And then, the black stars on the Red Sox always seemed so burdened. They always seemed as if they didn't feel so comfortable. They were always brooding in some ways. Oil Can Boyd had a very difficult time here. Jim Rice, naturally, had a difficult time in Boston. And Ellis Burks had a difficult time in Boston. And so, there were players that you really wanted to root for, and I rooted for all those guys, but they just never seemed happy. Winfield seemed happy, and I said, "That's my guy." So I ended up rooting for the Yankees.
I think that that is changing slightly, but not much, because the Red Sox haven't really developed African-American players since. So you don't have that evolution in terms of African-American players, but you have it with the Latino players.
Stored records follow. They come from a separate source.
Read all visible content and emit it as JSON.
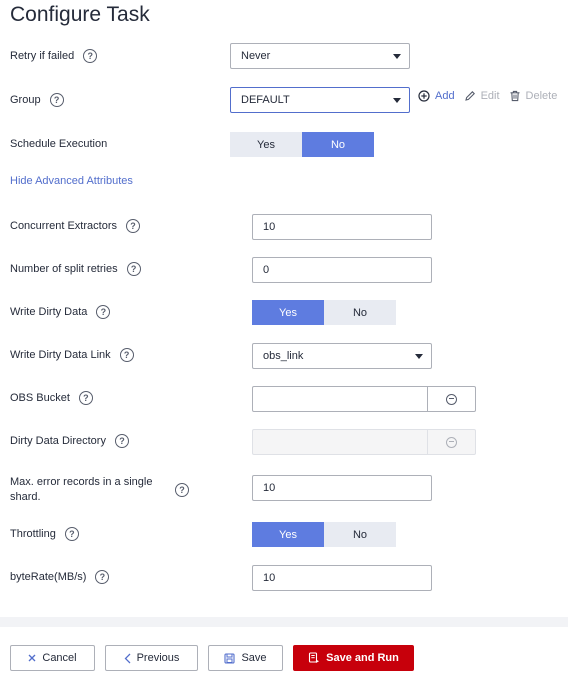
{
  "page": {
    "title": "Configure Task"
  },
  "retry": {
    "label": "Retry if failed",
    "value": "Never"
  },
  "group": {
    "label": "Group",
    "value": "DEFAULT",
    "add_label": "Add",
    "edit_label": "Edit",
    "delete_label": "Delete"
  },
  "schedule": {
    "label": "Schedule Execution",
    "yes": "Yes",
    "no": "No",
    "selected": "No"
  },
  "advanced": {
    "toggle_label": "Hide Advanced Attributes"
  },
  "extractors": {
    "label": "Concurrent Extractors",
    "value": "10"
  },
  "split_retries": {
    "label": "Number of split retries",
    "value": "0"
  },
  "dirty_data": {
    "label": "Write Dirty Data",
    "yes": "Yes",
    "no": "No",
    "selected": "Yes"
  },
  "dirty_link": {
    "label": "Write Dirty Data Link",
    "value": "obs_link"
  },
  "obs_bucket": {
    "label": "OBS Bucket",
    "value": ""
  },
  "dirty_dir": {
    "label": "Dirty Data Directory",
    "value": ""
  },
  "max_errors": {
    "label_line1": "Max. error records in a single",
    "label_line2": "shard.",
    "value": "10"
  },
  "throttling": {
    "label": "Throttling",
    "yes": "Yes",
    "no": "No",
    "selected": "Yes"
  },
  "byte_rate": {
    "label": "byteRate(MB/s)",
    "value": "10"
  },
  "footer": {
    "cancel_label": "Cancel",
    "previous_label": "Previous",
    "save_label": "Save",
    "save_run_label": "Save and Run"
  },
  "colors": {
    "primary": "#5e7ce0",
    "link": "#526ecc",
    "danger": "#c7000b",
    "segment_off": "#e8ebf2"
  }
}
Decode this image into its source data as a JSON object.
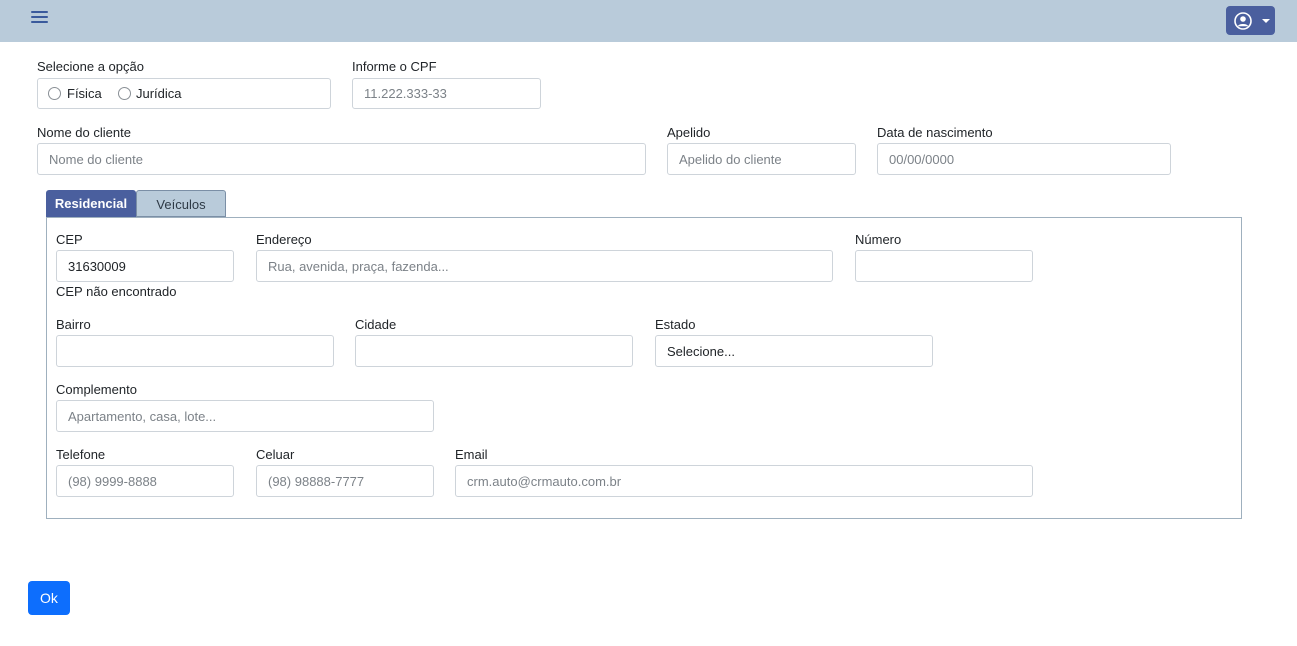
{
  "header": {
    "menu_icon": "hamburger-menu-icon",
    "user_icon": "user-circle-icon",
    "accent_color": "#b9cbda",
    "user_button_color": "#4a5f9e"
  },
  "person_type": {
    "label": "Selecione a opção",
    "options": [
      "Física",
      "Jurídica"
    ]
  },
  "cpf": {
    "label": "Informe o CPF",
    "placeholder": "11.222.333-33"
  },
  "client_name": {
    "label": "Nome do cliente",
    "placeholder": "Nome do cliente"
  },
  "nickname": {
    "label": "Apelido",
    "placeholder": "Apelido do cliente"
  },
  "birth_date": {
    "label": "Data de nascimento",
    "placeholder": "00/00/0000"
  },
  "tabs": [
    {
      "label": "Residencial",
      "active": true
    },
    {
      "label": "Veículos",
      "active": false
    }
  ],
  "address": {
    "cep": {
      "label": "CEP",
      "value": "31630009",
      "message": "CEP não encontrado"
    },
    "street": {
      "label": "Endereço",
      "placeholder": "Rua, avenida, praça, fazenda..."
    },
    "number": {
      "label": "Número",
      "value": ""
    },
    "district": {
      "label": "Bairro",
      "value": ""
    },
    "city": {
      "label": "Cidade",
      "value": ""
    },
    "state": {
      "label": "Estado",
      "selected": "Selecione..."
    },
    "complement": {
      "label": "Complemento",
      "placeholder": "Apartamento, casa, lote..."
    },
    "phone": {
      "label": "Telefone",
      "placeholder": "(98) 9999-8888"
    },
    "cellphone": {
      "label": "Celuar",
      "placeholder": "(98) 98888-7777"
    },
    "email": {
      "label": "Email",
      "placeholder": "crm.auto@crmauto.com.br"
    }
  },
  "actions": {
    "ok_label": "Ok",
    "ok_color": "#0d6efd"
  }
}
David Ortiz, for example, is as ebullient and fun-loving and wonderful a character as the city's ever had. Ditto for Pedro Martinez, and the same, in his own, wacky way for Manny Ramirez. So, you have that person of color who enjoys playing here, but it's been very specific to the African-American experience that the black player did not have as good, as comfortable an experience playing in Boston. So I'd like to say that that part of it is changing, but I haven't seen much evidence of it.
In Boston today, do you still see some of the racial issues that you talk about in Shut Out?
I think one of the amazing things about the city of Boston is its history, its evolution, and I think one of the things that I really enjoyed about doing that project was taking the time to look at the different issues in the city and see how they would play out over time. The book came out in 2002, and in the years since, so much has changed in Boston, both in the Red Sox and their ownership, and the fact that they've won two championships since then. And also, in the city itself. I think Boston has become much more of a money city. I'm not sure that this is all a good thing. I think on the one hand, as a native Bostonian, I liked the diversity of the city and I like the rough edges of the city even if, sometimes, those rough edges stung, they hurt. I think that today, because you have to earn so much money to make ends meet in Boston, that the city has lost a little bit of that ethnic flavor that made it so special. On the one hand, this is a good thing, because it's a much more tolerant city, it's a much more diverse city, it's got much better food. And I think that it makes for a more inclusive city. On the other hand, it can be bad because Boston is not the Boston that we knew before. Boston is not the same city that I remember growing up and that my dad remembers growing up. The neighborhoods have lost a little bit of that specialness that made the North End the North End, or South Boston... or Roxbury... but the one thing we do know is that the city is going to constantly be changing. Some of it's going to be for the better, and, on balance, I think it's a better place than it's ever been.